Type faces: An idea to bridge typed and type-less worlds
Nowadays "type" is an important programming language construct. A type gives a certain authenticity and a certain gurantee and a certain solidity to the programming practice, not to mention the metadata aspects of it while using IDEs. By the same token it binds you to that contract and could prove to be inflexible at times. In the web world things are fluid: hashtables, dictionaries, xml, hierarchical data sets, relational databases. All of these structures seem to be horizontal and non-specific in nature. In this web log I want to think aloud to see if an idea that I call "type faces" will serve some needs.
Type faces briefly introduced
Let me start out with a specific need that got me started in this direction. When a web page is submitted you get a hashtable of values on the server side. The server side will process them using key names to retrieve the values. It is not that much of stretch to realize that one can use reflection to load up an object with these values and the server side programmer can work with the object instead.

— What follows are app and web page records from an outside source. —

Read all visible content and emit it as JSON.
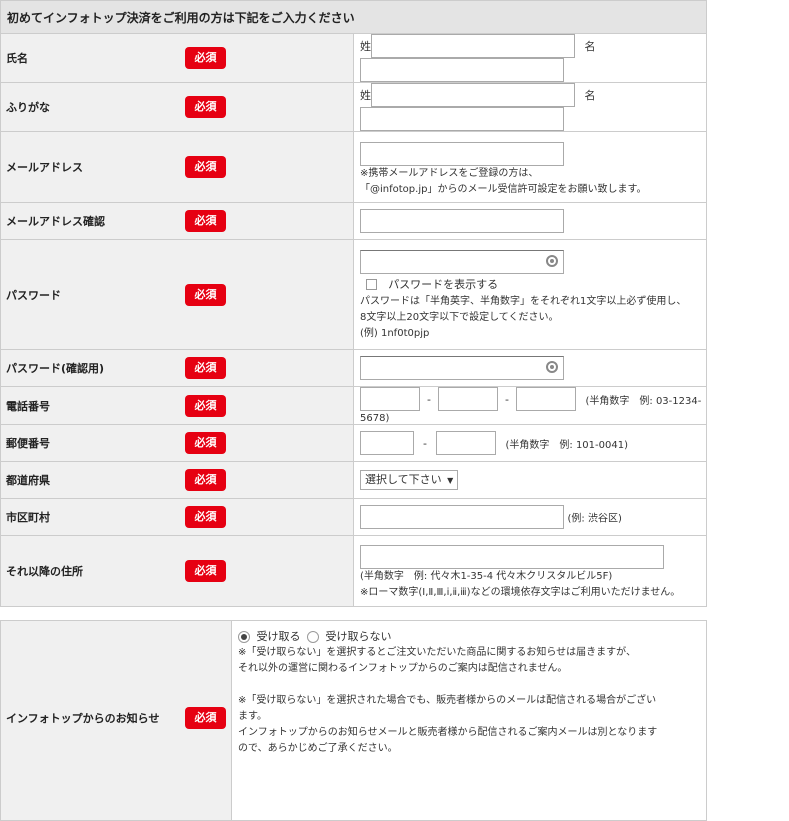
{
  "header": "初めてインフォトップ決済をご利用の方は下記をご入力ください",
  "required_label": "必須",
  "fields": {
    "name": {
      "label": "氏名",
      "last": "姓",
      "first": "名"
    },
    "kana": {
      "label": "ふりがな",
      "last": "姓",
      "first": "名"
    },
    "email": {
      "label": "メールアドレス",
      "note1": "※携帯メールアドレスをご登録の方は、",
      "note2": "「@infotop.jp」からのメール受信許可設定をお願い致します。"
    },
    "email_confirm": {
      "label": "メールアドレス確認"
    },
    "password": {
      "label": "パスワード",
      "show_label": "パスワードを表示する",
      "note1": "パスワードは「半角英字、半角数字」をそれぞれ1文字以上必ず使用し、",
      "note2": "8文字以上20文字以下で設定してください。",
      "note3": "(例) 1nf0t0pjp"
    },
    "password_confirm": {
      "label": "パスワード(確認用)"
    },
    "phone": {
      "label": "電話番号",
      "dash": "-",
      "note": "(半角数字　例: 03-1234-5678)"
    },
    "postal": {
      "label": "郵便番号",
      "dash": "-",
      "note": "(半角数字　例: 101-0041)"
    },
    "prefecture": {
      "label": "都道府県",
      "selected": "選択して下さい",
      "arrow": "▼"
    },
    "city": {
      "label": "市区町村",
      "note": "(例: 渋谷区)"
    },
    "address": {
      "label": "それ以降の住所",
      "note1": "(半角数字　例: 代々木1-35-4 代々木クリスタルビル5F)",
      "note2": "※ローマ数字(Ⅰ,Ⅱ,Ⅲ,ⅰ,ⅱ,ⅲ)などの環境依存文字はご利用いただけません。"
    }
  },
  "newsletter": {
    "label": "インフォトップからのお知らせ",
    "option_yes": "受け取る",
    "option_no": "受け取らない",
    "note1": "※「受け取らない」を選択するとご注文いただいた商品に関するお知らせは届きますが、",
    "note2": "それ以外の運営に関わるインフォトップからのご案内は配信されません。",
    "note3": "※「受け取らない」を選択された場合でも、販売者様からのメールは配信される場合がござい",
    "note4": "ます。",
    "note5": "インフォトップからのお知らせメールと販売者様から配信されるご案内メールは別となります",
    "note6": "ので、あらかじめご了承ください。"
  }
}
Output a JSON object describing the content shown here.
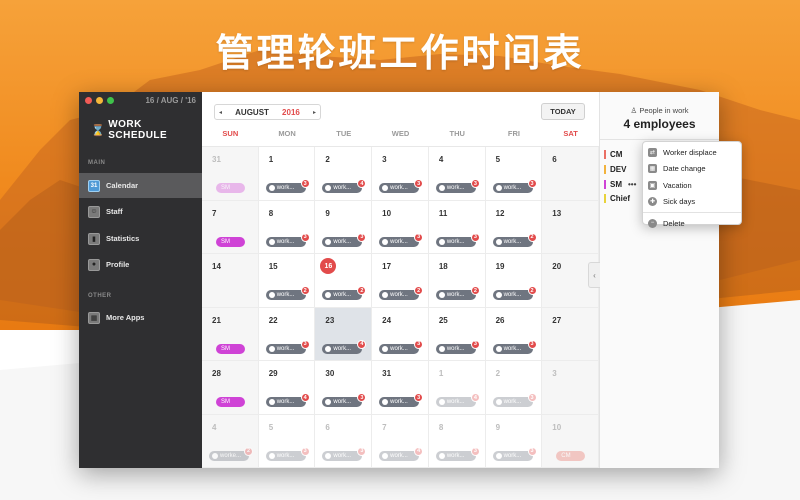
{
  "headline": "管理轮班工作时间表",
  "window": {
    "date_top": "16 / AUG / '16",
    "logo_text": "WORK SCHEDULE"
  },
  "sidebar": {
    "main_label": "MAIN",
    "other_label": "OTHER",
    "items": [
      {
        "label": "Calendar",
        "icon": "calendar-icon",
        "badge": "31"
      },
      {
        "label": "Staff",
        "icon": "staff-icon"
      },
      {
        "label": "Statistics",
        "icon": "statistics-icon"
      },
      {
        "label": "Profile",
        "icon": "profile-icon"
      }
    ],
    "other_items": [
      {
        "label": "More Apps",
        "icon": "apps-icon"
      }
    ]
  },
  "toolbar": {
    "month": "AUGUST",
    "year": "2016",
    "prev": "◂",
    "next": "▸",
    "today": "TODAY"
  },
  "weekdays": [
    "SUN",
    "MON",
    "TUE",
    "WED",
    "THU",
    "FRI",
    "SAT"
  ],
  "colors": {
    "accent": "#e24b4b",
    "sm": "#cf43d6",
    "cm": "#ea6f64",
    "work": "#6f7580"
  },
  "calendar": {
    "days": [
      {
        "n": "31",
        "dim": true,
        "chip": {
          "t": "SM",
          "k": "sm",
          "dim": true
        }
      },
      {
        "n": "1",
        "chip": {
          "t": "work...",
          "k": "work",
          "b": "3"
        }
      },
      {
        "n": "2",
        "chip": {
          "t": "work...",
          "k": "work",
          "b": "4"
        }
      },
      {
        "n": "3",
        "chip": {
          "t": "work...",
          "k": "work",
          "b": "3"
        }
      },
      {
        "n": "4",
        "chip": {
          "t": "work...",
          "k": "work",
          "b": "3"
        }
      },
      {
        "n": "5",
        "chip": {
          "t": "work...",
          "k": "work",
          "b": "3"
        }
      },
      {
        "n": "6"
      },
      {
        "n": "7",
        "chip": {
          "t": "SM",
          "k": "sm"
        }
      },
      {
        "n": "8",
        "chip": {
          "t": "work...",
          "k": "work",
          "b": "3"
        }
      },
      {
        "n": "9",
        "chip": {
          "t": "work...",
          "k": "work",
          "b": "3"
        }
      },
      {
        "n": "10",
        "chip": {
          "t": "work...",
          "k": "work",
          "b": "3"
        }
      },
      {
        "n": "11",
        "chip": {
          "t": "work...",
          "k": "work",
          "b": "3"
        }
      },
      {
        "n": "12",
        "chip": {
          "t": "work...",
          "k": "work",
          "b": "2"
        }
      },
      {
        "n": "13"
      },
      {
        "n": "14"
      },
      {
        "n": "15",
        "chip": {
          "t": "work...",
          "k": "work",
          "b": "2"
        }
      },
      {
        "n": "16",
        "today": true,
        "chip": {
          "t": "work...",
          "k": "work",
          "b": "2"
        }
      },
      {
        "n": "17",
        "chip": {
          "t": "work...",
          "k": "work",
          "b": "2"
        }
      },
      {
        "n": "18",
        "chip": {
          "t": "work...",
          "k": "work",
          "b": "2"
        }
      },
      {
        "n": "19",
        "chip": {
          "t": "work...",
          "k": "work",
          "b": "2"
        }
      },
      {
        "n": "20"
      },
      {
        "n": "21",
        "chip": {
          "t": "SM",
          "k": "sm"
        }
      },
      {
        "n": "22",
        "chip": {
          "t": "work...",
          "k": "work",
          "b": "3"
        }
      },
      {
        "n": "23",
        "selected": true,
        "chip": {
          "t": "work...",
          "k": "work",
          "b": "4"
        }
      },
      {
        "n": "24",
        "chip": {
          "t": "work...",
          "k": "work",
          "b": "3"
        }
      },
      {
        "n": "25",
        "chip": {
          "t": "work...",
          "k": "work",
          "b": "3"
        }
      },
      {
        "n": "26",
        "chip": {
          "t": "work...",
          "k": "work",
          "b": "3"
        }
      },
      {
        "n": "27"
      },
      {
        "n": "28",
        "chip": {
          "t": "SM",
          "k": "sm"
        }
      },
      {
        "n": "29",
        "chip": {
          "t": "work...",
          "k": "work",
          "b": "4"
        }
      },
      {
        "n": "30",
        "chip": {
          "t": "work...",
          "k": "work",
          "b": "3"
        }
      },
      {
        "n": "31",
        "chip": {
          "t": "work...",
          "k": "work",
          "b": "3"
        }
      },
      {
        "n": "1",
        "dim": true,
        "chip": {
          "t": "work...",
          "k": "work",
          "b": "4",
          "dim": true
        }
      },
      {
        "n": "2",
        "dim": true,
        "chip": {
          "t": "work...",
          "k": "work",
          "b": "3",
          "dim": true
        }
      },
      {
        "n": "3",
        "dim": true
      },
      {
        "n": "4",
        "dim": true,
        "chip": {
          "t": "worke...",
          "k": "work",
          "b": "2",
          "dim": true
        }
      },
      {
        "n": "5",
        "dim": true,
        "chip": {
          "t": "work...",
          "k": "work",
          "b": "3",
          "dim": true
        }
      },
      {
        "n": "6",
        "dim": true,
        "chip": {
          "t": "work...",
          "k": "work",
          "b": "3",
          "dim": true
        }
      },
      {
        "n": "7",
        "dim": true,
        "chip": {
          "t": "work...",
          "k": "work",
          "b": "4",
          "dim": true
        }
      },
      {
        "n": "8",
        "dim": true,
        "chip": {
          "t": "work...",
          "k": "work",
          "b": "3",
          "dim": true
        }
      },
      {
        "n": "9",
        "dim": true,
        "chip": {
          "t": "work...",
          "k": "work",
          "b": "3",
          "dim": true
        }
      },
      {
        "n": "10",
        "dim": true,
        "chip": {
          "t": "CM",
          "k": "cm",
          "dim": true
        }
      }
    ]
  },
  "right_panel": {
    "title": "People in work",
    "count": "4 employees",
    "more": "•••",
    "collapse": "‹",
    "roles": [
      {
        "label": "CM",
        "color": "#ea6f64"
      },
      {
        "label": "DEV",
        "color": "#f2b33d"
      },
      {
        "label": "SM",
        "color": "#cf43d6"
      },
      {
        "label": "Chief",
        "color": "#e8d23a"
      }
    ]
  },
  "context_menu": {
    "items": [
      {
        "label": "Worker displace",
        "icon": "swap-icon"
      },
      {
        "label": "Date change",
        "icon": "calendar-icon"
      },
      {
        "label": "Vacation",
        "icon": "suitcase-icon"
      },
      {
        "label": "Sick days",
        "icon": "sick-icon"
      }
    ],
    "delete": {
      "label": "Delete",
      "icon": "delete-icon"
    }
  }
}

What I haven't told you is that the incoming hashtable has enough fields for two objects and not one. Say invoice and employee. Now from the same hashtable you need to convert two objects as opposed to one. I call this model the push model where you are pre-specifying the objects. On the otherhand if you use a pull model where the objects "invoice" and "employee" are non-commital and they will pull their information from any data source including a dictionary. This is the essential idea of a "type face" where the "hashtable" object has been looked upon using a "type face" mirror so that it looks like an "employee" when looked through an "employee" typeface and looks like an invoce when looked through an "invoice" typeface. By separating the types from their concrete implementations, you can reuse these types on top of horizontal interfaces.
Typefaces applied for database output
Say, in the same application you are painting a grid. So you go to the server side and retrieved a row. Now this row based on the query may carry more than one object in one row. For instance it may have again an 'invoice' and an 'employee'. Using typefaces databases queries can be allowed to be efficient while the middle tier can look up on these rows via typefaces.
Typefaces applied to server side html controls
In asp.net for instance when the control is transferred to the server side your server side logic will access user controls as if they are objects. But largely these objects are horizontal. For instance for a grid control you will be using a DataRow. But a DataRow does not represent an "invoice" or an "employee" but a "DataRow" although the content of that DataRow is a composite of "employee" and "invoice". Typefaces can be used in this case aswell. This pattern should allow us to work on the middle tier using purely objects a typed world, while leaving the boundaries to the typeless world of SQL and Web.
Extending typefaces to XML and Hierarchical data sets
The full power of typefaces can be employed when the data actually has abstract interface of an object. What is this abstract interface of an object? XML, InfoSet or HierarchicalDataset. Essentially they are all the same but in different formats (May be with a couple of implementation differences). So when a complex type face is tagged on to one of these hierarchical data base, you can process the XML using an object paradigm to and fro from a middle tier.
This is just an idea that has been floating around in my mind for sometime. I haven't implemented it. I am also not sure if there are similar approaches taken in other places. The idea has parallels to data binding but carries the data binding to a more formal ground.
I am also not sure if the word "type face" is used in this context before. I suspect the "facade" pattern has some commonalities as well.
My other ramblings